The overwhelming feeling after sitting through almost two hours of the latest Robin Hood iteration to hit the big screen is: Did we really need this movie?

Similarly to Guy Richie’s frenetic, frequently confusing re-imagining of the King Arthur legend, Robin Hood manages to be both action-packed and mind-numbingly boring. Quite the feat.

Peaky Blinders director Otto Bathurst makes his feature debut with Welsh actor Taron Egerton, probably best known for his role in Kingsman: The Secret Service, taking on the leading role of Robin of Loxley.

Taron Egerton is Robin of Loxley in this overly long, frequently boring movie

He’s a charming young Nottingham nobleman with a heart of gold, as evidenced from the opening sequence when he wins over a masked Marian (Eve Hewson), who he has caught trying to steal one of his horses. Robin doesn’t hold a grudge and a romance quickly develops between the pair, recounted in a mortifying montage where the young lovers kiss and twirl around his bedroom.

The spell is broken when Robin is drafted to fight in the Crusades in Arabia by the Sheriff of Nottingham (Ben Mendelsohn) and he is forced to go to battle in a war his heart is not in. After years away, Robin is unceremoniously ejected from the war effort due to stepping out of line.
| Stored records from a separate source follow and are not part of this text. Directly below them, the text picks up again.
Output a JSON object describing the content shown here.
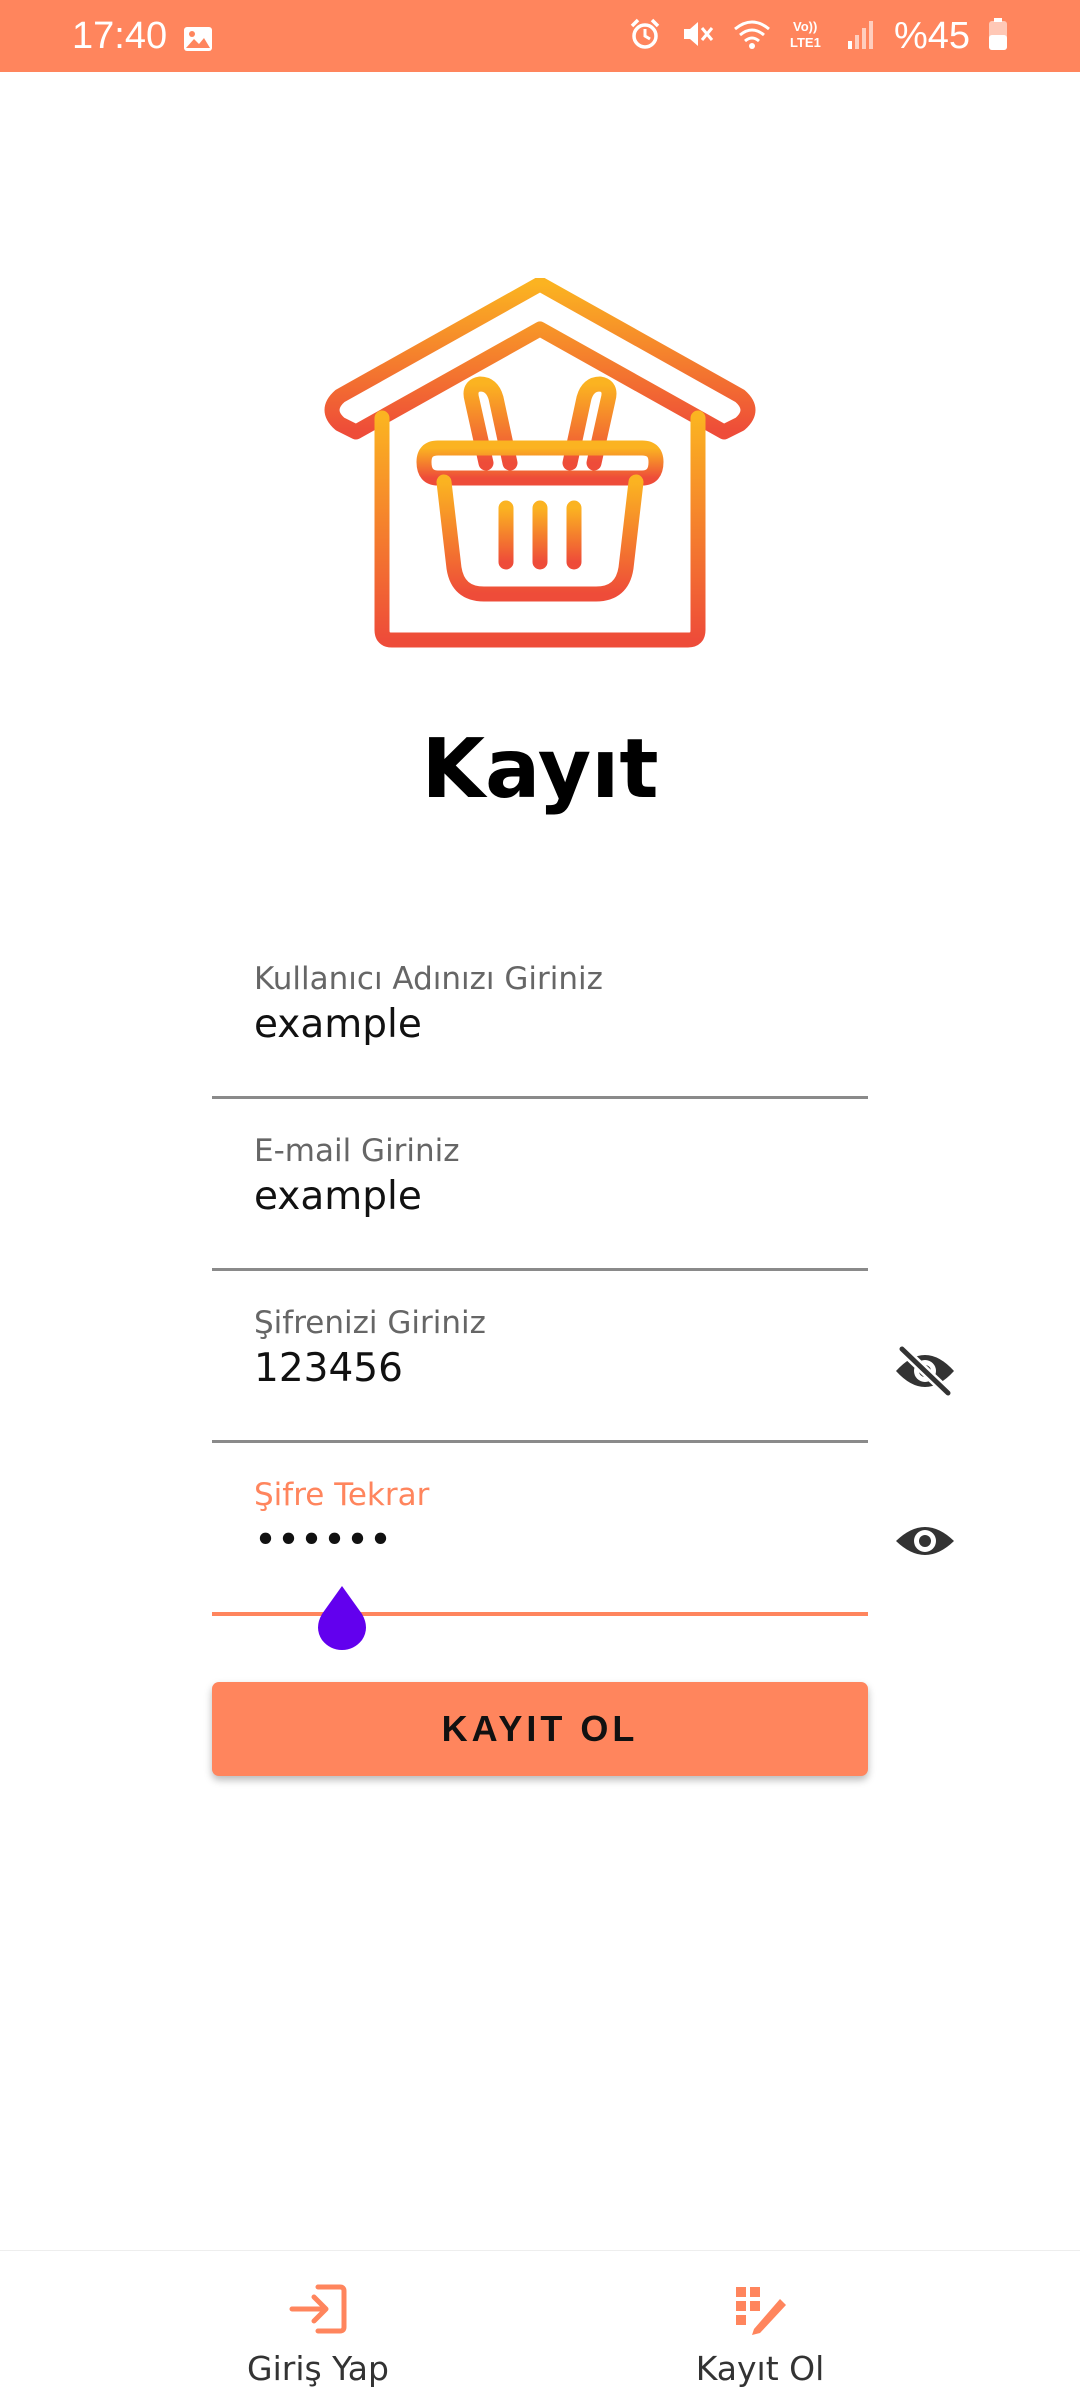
{
  "status_bar": {
    "time": "17:40",
    "battery": "%45",
    "icons": [
      "gallery-icon",
      "alarm-icon",
      "mute-icon",
      "wifi-icon",
      "volte-icon",
      "signal-icon",
      "battery-icon"
    ],
    "color": "#FF855D"
  },
  "logo": {
    "icon": "shopping-basket-home-icon"
  },
  "title": "Kayıt",
  "form": {
    "username": {
      "label": "Kullanıcı Adınızı Giriniz",
      "value": "example"
    },
    "email": {
      "label": "E-mail Giriniz",
      "value": "example"
    },
    "password": {
      "label": "Şifrenizi Giriniz",
      "value": "123456",
      "toggle_icon": "eye-off-icon"
    },
    "password_repeat": {
      "label": "Şifre Tekrar",
      "value": "••••••",
      "toggle_icon": "eye-icon",
      "focused": true
    },
    "submit_label": "KAYIT OL"
  },
  "bottom_nav": {
    "items": [
      {
        "label": "Giriş Yap",
        "icon": "login-icon"
      },
      {
        "label": "Kayıt Ol",
        "icon": "register-icon"
      }
    ]
  },
  "colors": {
    "accent": "#FF855D",
    "gradient_top": "#FBB321",
    "gradient_bottom": "#EE4C39",
    "cursor_handle": "#6200EE"
  }
}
He returns home to discover his land has been seized by the despotic sheriff, and, even more heartbreakingly, Marian has moved on with another man, Will Scarlet (Jamie Dornan).

Jamie Dornan as Will Scarlet in Robin Hood

So shocked is our Robin by this development that he actually throws up and runs off before Marian can catch sight of him. While nursing a broken heart, Robin is taken under the wing of John (Jamie Foxx), a warrior he met at the Crusades, who decides they must take up arms against the tyrannical Sheriff of Nottingham for once and for all. 

Thus we are treated to one of the more enjoyable sequences in the film, as John gives Robin a masterclass in archery and bestows upon him a bow that gives the arrows the force of gun shots. Handy that. Along with some improvised, powerlifting-style exercises, Robin transforms before our eyes into a fighting machine who can fire off arrows seemingly faster than the speed of light, even while falling backwards through the air. It's impressive stuff.

Jamie Foxx's John gives young Robin a masterclass in archery

Having completed his origins journey from a preening, spoiled nobleman to an avenging outlaw, Robin sets out to reclaim the riches the Sheriff has built up through crippling taxation. With the townspeople at breaking point, a masked Robin (now known as 'The Hood') quickly becomes a hero. As his notoriety grows, the sheriff and his superior, a Cardinal played with menace by F. Murray Abraham, become ever more determined to stop him in his tracks.

Ben Mendelsohn as the conniving Sheriff of Nottingham

The overstuffed plot, blandly imagined and CGI-heavy landscapes, weak dialogue and lame attempts to be relevant combine to make this Robin Hood origins story a laborious watch. Even the seriously impressive cast can't do much to drum up excitement, with the always excellent Ben Mendelsohn and Jamie Foxx struggling under the burden of a deficient script. Eve Hewson, as the only female character of note, does her best and has undeniable star quality, but she doesn't have nearly enough to do. It's a pity she wasn't given a run out in one of the many, many action sequences.

As with King Arthur: Legend of the Sword, which was intended to the the first of six films, Robin Hood tees itself up nicely for a sequel in the closing moments. Judging by how quickly the audience members darted from their seats as the closing credits rolled, there won't likely be a huge appetite for this.